Rust v. Sullivan upholds the constitutionality of the 1988 HHS regulation which prohibits doctors and counselors at clinics which receive federal funding from providing their patients with information about and referrals for abortion.

Planned Parenthood of Southeastern Pennsylvania v. Casey reaffirms Roe principle that women have a right to abortion before fetal viability, but allows states to restrict abortion access so long as these restrictions do not impose an "undue burden" on women seeking abortions. Such restrictions make up the incremental approach to reducing abortions.

Colorado enacts the first state "buffer zone" law, which restricts where pro-life demonstrators and sidewalk counselors can be outside abortion clinics.

Freedom of Access to Clinic Entrances (F.A.C.E.) Act is passed by Congress. The F.A.C.E. Act forbids the use of "force, threat of force or physical obstruction" to prevent someone from providing or receiving abortions. This was brought on by "Operation Rescue," in which individuals peacefully linked arms to block access to an abortion clinic while sidewalk counselors directed women to PHCs.

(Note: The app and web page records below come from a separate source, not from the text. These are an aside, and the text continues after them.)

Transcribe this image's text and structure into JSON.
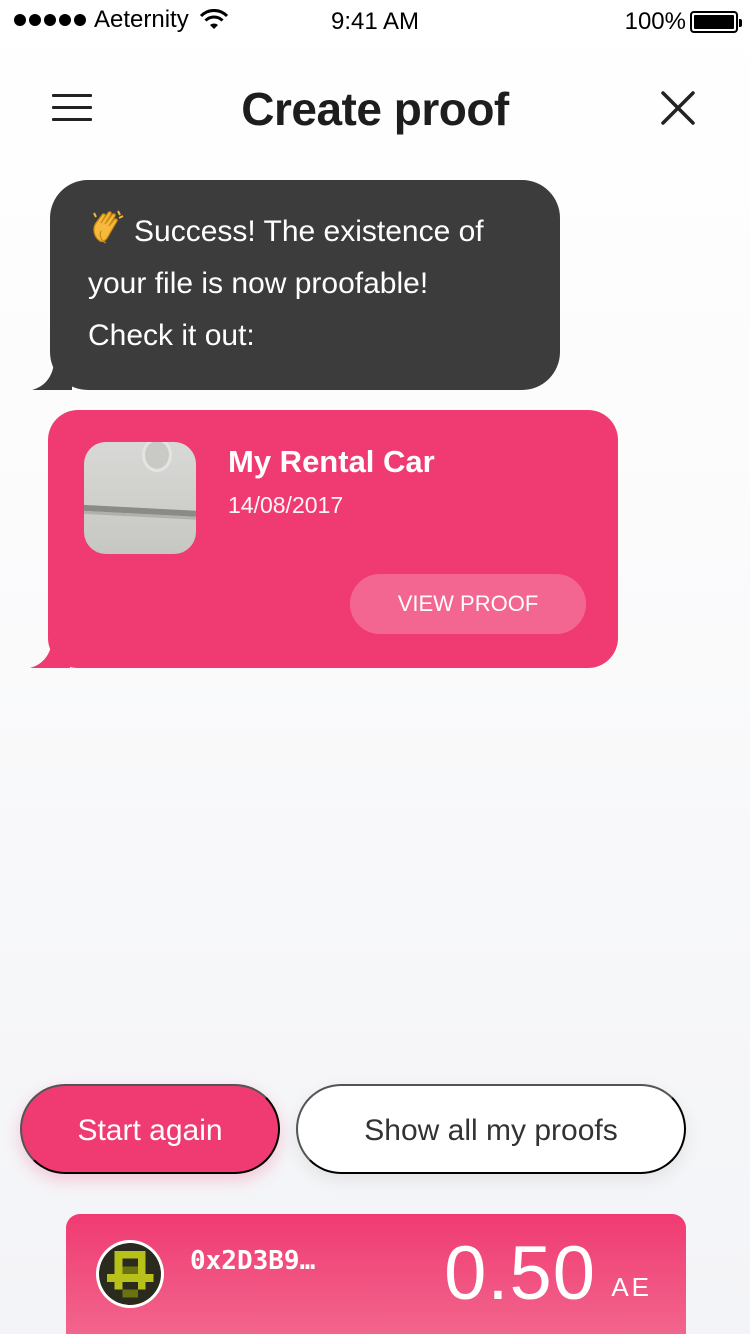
{
  "status_bar": {
    "carrier": "Aeternity",
    "time": "9:41 AM",
    "battery": "100%"
  },
  "header": {
    "title": "Create proof",
    "menu_icon": "hamburger-menu-icon",
    "close_icon": "close-icon"
  },
  "message": {
    "icon": "clapping-hands-icon",
    "line1": "Success! The existence of",
    "line2": "your file is now proofable!",
    "line3": "Check it out:"
  },
  "proof": {
    "title": "My Rental Car",
    "date": "14/08/2017",
    "view_label": "VIEW PROOF"
  },
  "actions": {
    "start_again": "Start again",
    "show_all": "Show all my proofs"
  },
  "wallet": {
    "address": "0x2D3B9…",
    "balance": "0.50",
    "unit": "AE"
  },
  "colors": {
    "accent": "#f03b72",
    "bubble": "#3c3c3c",
    "title": "#1d1d1d"
  }
}
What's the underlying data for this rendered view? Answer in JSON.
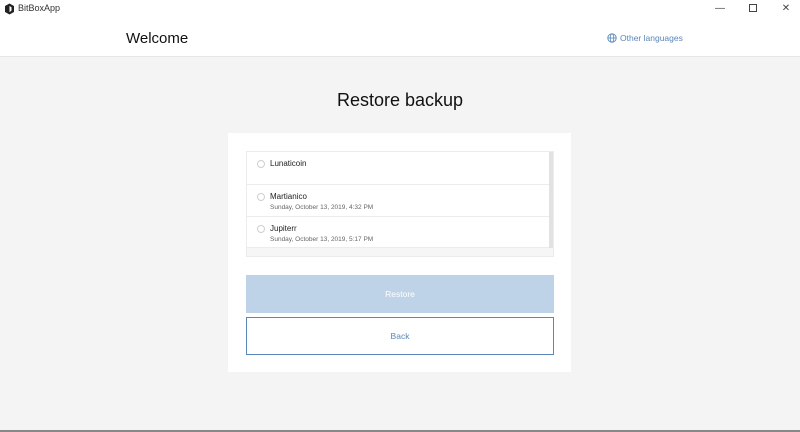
{
  "window": {
    "title": "BitBoxApp"
  },
  "header": {
    "title": "Welcome",
    "language_link": "Other languages"
  },
  "main": {
    "title": "Restore backup",
    "backups": [
      {
        "name": "Lunaticoin",
        "date": ""
      },
      {
        "name": "Martianico",
        "date": "Sunday, October 13, 2019, 4:32 PM"
      },
      {
        "name": "Jupiterr",
        "date": "Sunday, October 13, 2019, 5:17 PM"
      }
    ],
    "restore_label": "Restore",
    "back_label": "Back"
  },
  "colors": {
    "accent": "#5a86b8",
    "disabled_button": "#bed3e7",
    "background": "#f4f4f4"
  }
}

The U.S. Congress passed the first nationwide ban on "partial birth" abortion, which was vetoed by President Clinton in 1996.
Norma McCorvey ("Jane Roe" of Roe v. Wade, who did not have an abortion because the ruling came too late) is befriended by pro-life activists. She declares that she is pro-life and regrets her role in the landmark case.

Congress passed a slightly amended version of the abortion ban law, which was again immediately vetoed by President Clinton. Mazurek v. Armstrong upholds "physician-only" requirement to perform an abortion in Montana.

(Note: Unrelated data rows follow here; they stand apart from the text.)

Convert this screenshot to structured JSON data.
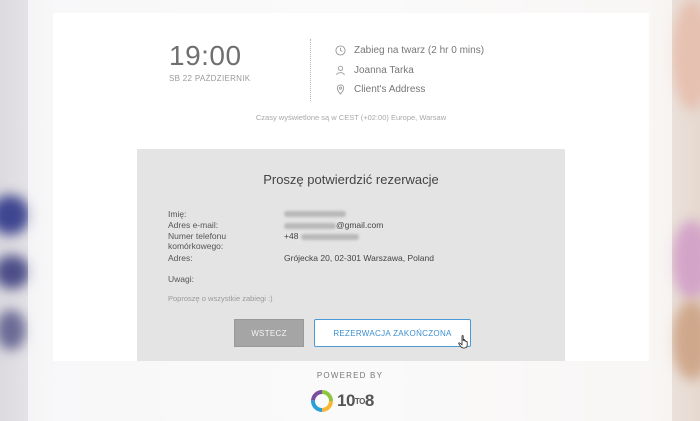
{
  "appointment": {
    "time": "19:00",
    "date": "SB 22 PAŹDZIERNIK",
    "service": "Zabieg na twarz (2 hr 0 mins)",
    "staff": "Joanna Tarka",
    "location": "Client's Address",
    "timezone_note": "Czasy wyświetlone są w CEST (+02:00) Europe, Warsaw"
  },
  "confirmation": {
    "title": "Proszę potwierdzić rezerwacje",
    "labels": {
      "name": "Imię:",
      "email": "Adres e-mail:",
      "phone": "Numer telefonu komórkowego:",
      "address": "Adres:",
      "notes": "Uwagi:"
    },
    "values": {
      "email_domain": "@gmail.com",
      "phone_prefix": "+48",
      "address": "Grójecka 20, 02-301 Warszawa, Poland"
    },
    "note": "Poproszę o wszystkie zabiegi :)"
  },
  "buttons": {
    "back": "WSTECZ",
    "confirm": "REZERWACJA ZAKOŃCZONA"
  },
  "footer": {
    "powered_by": "POWERED BY",
    "brand_main": "10",
    "brand_small": "TO",
    "brand_end": "8"
  },
  "icons": {
    "clock": "clock-icon",
    "person": "person-icon",
    "pin": "map-pin-icon",
    "cursor": "hand-cursor-icon"
  },
  "colors": {
    "accent": "#4a9ad8",
    "back_button": "#a5a5a5"
  }
}
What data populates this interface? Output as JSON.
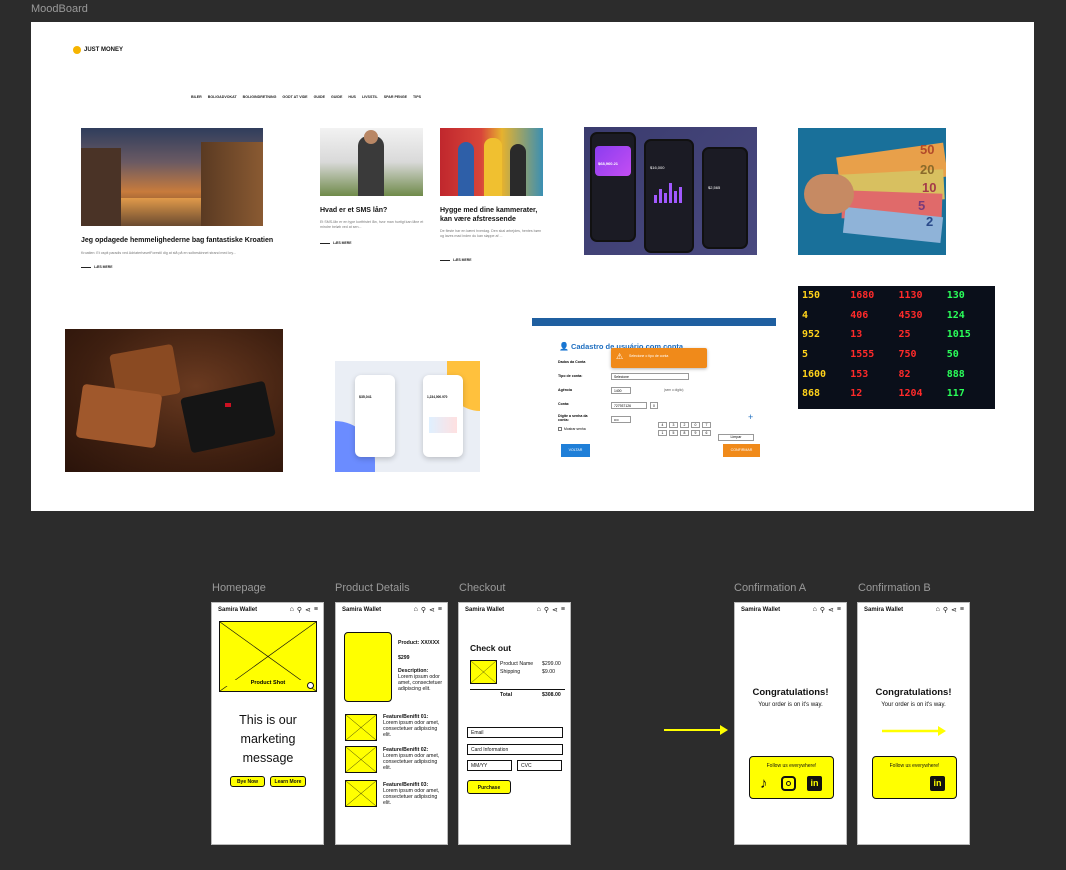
{
  "moodboard": {
    "label": "MoodBoard",
    "blog": {
      "logo": "JUST MONEY",
      "nav": [
        "BILER",
        "BOLIGADVOKAT",
        "BOLIGINDRETNING",
        "GODT AT VIDE",
        "GUIDE",
        "GUIDE",
        "HUS",
        "LIVSSTIL",
        "SPAR PENGE",
        "TIPS"
      ],
      "articles": [
        {
          "title": "Jeg opdagede hemmelighederne bag fantastiske Kroatien",
          "body": "Kroatien: Et ospit paradis ved AdriaterhavetForestil dig at stå på en solbeskinnet strand med kry...",
          "more": "LÆS MERE"
        },
        {
          "title": "Hvad er et SMS lån?",
          "body": "Et SMS-lån er en type kortfristet lån, hvor man hurtigt kan låne et mindre beløb ved at sen...",
          "more": "LÆS MERE"
        },
        {
          "title": "Hygge med dine kammerater, kan være afstressende",
          "body": "De fleste har en kæmi hverdag. Den skal arbejdes, hentes børn og laves mad inden du kan slappe af ...",
          "more": "LÆS MERE"
        }
      ]
    },
    "form": {
      "title": "Cadastro de usuário com conta",
      "alert": "Selecione o tipo de conta",
      "labels": [
        "Dados da Conta",
        "Tipo de conta:",
        "Agência",
        "Conta:",
        "Digite a senha da conta:",
        "Mostrar senha"
      ],
      "select": "Selecione",
      "agency": "1400",
      "agency_hint": "(sem o dígito)",
      "account": "727937126",
      "digit": "0",
      "password": "••••",
      "keys": [
        "4",
        "3",
        "2",
        "0",
        "7",
        "1",
        "5",
        "8",
        "9",
        "6"
      ],
      "clear": "Limpar",
      "back": "VOLTAR",
      "confirm": "CONFIRMAR"
    },
    "notes": {
      "currency": [
        "50",
        "20",
        "10",
        "5",
        "2"
      ],
      "ticker": [
        "150",
        "1680",
        "1130",
        "130",
        "4",
        "406",
        "4530",
        "124",
        "952",
        "13",
        "25",
        "1015",
        "5",
        "1555",
        "750",
        "50",
        "1600",
        "153",
        "82",
        "888",
        "868",
        "12",
        "1204",
        "117"
      ]
    },
    "apps": {
      "balance": "$68,960.21",
      "balance2": "$16,000",
      "balance3": "$2,565",
      "balance4": "$35,041",
      "balance5": "1,234,000.970"
    }
  },
  "wireframes": {
    "app_name": "Samira Wallet",
    "frames": [
      {
        "label": "Homepage"
      },
      {
        "label": "Product Details"
      },
      {
        "label": "Checkout"
      },
      {
        "label": "Confirmation A"
      },
      {
        "label": "Confirmation B"
      }
    ],
    "homepage": {
      "hero_label": "Product Shot",
      "message": "This is our marketing message",
      "buy_now": "Bye Now",
      "learn_more": "Learn More"
    },
    "product": {
      "product": "Product: XX/XXX",
      "price": "$299",
      "description_label": "Description:",
      "description": "Lorem ipsum odor amet, consectetuer adipiscing elit.",
      "features": [
        {
          "title": "Feature/Benifit 01:",
          "text": "Lorem ipsum odor amet, consectetuer adipiscing elit."
        },
        {
          "title": "Feature/Benifit 02:",
          "text": "Lorem ipsum odor amet, consectetuer adipiscing elit."
        },
        {
          "title": "Feature/Benifit 03:",
          "text": "Lorem ipsum odor amet, consectetuer adipiscing elit."
        }
      ]
    },
    "checkout": {
      "title": "Check out",
      "product_name": "Product Name",
      "product_price": "$299.00",
      "shipping": "Shipping",
      "shipping_price": "$9.00",
      "total": "Total",
      "total_price": "$308.00",
      "email": "Email",
      "card": "Card Information",
      "expiry": "MM/YY",
      "cvc": "CVC",
      "purchase": "Purchase"
    },
    "confirmation": {
      "title": "Congratulations!",
      "subtitle": "Your order is on it's way.",
      "follow": "Follow us everywhere!"
    }
  }
}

The Senate and House passed the 1997 version of the abortion ban, but the bill died at the end of the Congressional session.

Massachusetts and Montana implement their own buffer zone laws, further restricting sidewalk counselors.
States continue to pass laws restricting abortion, such as parental notification, waiting periods, and ultrasound requirements.
The nation"™s largest abortion provider, Planned Parenthood, reacts to the economic hardships of small neighborhood clinics by building "mega-center" abortion facilities in Illinois, Texas, Colorado, and Massachusetts.

Stenberg v. Carhart strikes down Nebraska"™s ban on partial-birth abortion as constitutional. This effectively invalidated 29 of 31 similar statewide bans.
Food and Drug Administration approves mifepristone (RU-486), the early abortion drug.

Congress passed and President George W. Bush signed into law the "Partial-Birth Abortion" ban.
Scheidler v. National Organization for Women (NOW) determines that abortion protestors are not extorting abortion providers by protesting in hopes of shutting down the clinic.

U.S. District Courts in California, New York, and Nebraska declare the federal "partial-birth abortion" ban unconstitutional.

Ayotte v. Planned Parenthood of Northern New England invalidates New Hampshire"™s parental notice law in its entirety, and remands the case for future consideration.
NOW (National Organization for Women) v. Scheidler, after 21 years of litigation, affirms the free speech of pro-life activists and sidewalk counselors, ruling against NOW"™s claim that all pro-lifers were responsible for the criminal activity of a few people.

The U.S. Supreme Court upholds the federal "partial-birth abortion" ban (passed in 1993) in Gonzales v. Carhart. This ban restricts one type of late-term abortion (D&X), forcing abortionists to find other methods of aborting older unborn babies.

Gallup releases poll results indicating that, for the first time, a majority of Americans (51%) identify themselves as pro-life.
Despite massive pro-life efforts and public disapproval, Congress narrowly passes healthcare reform with the potential for tax-payer funded abortions.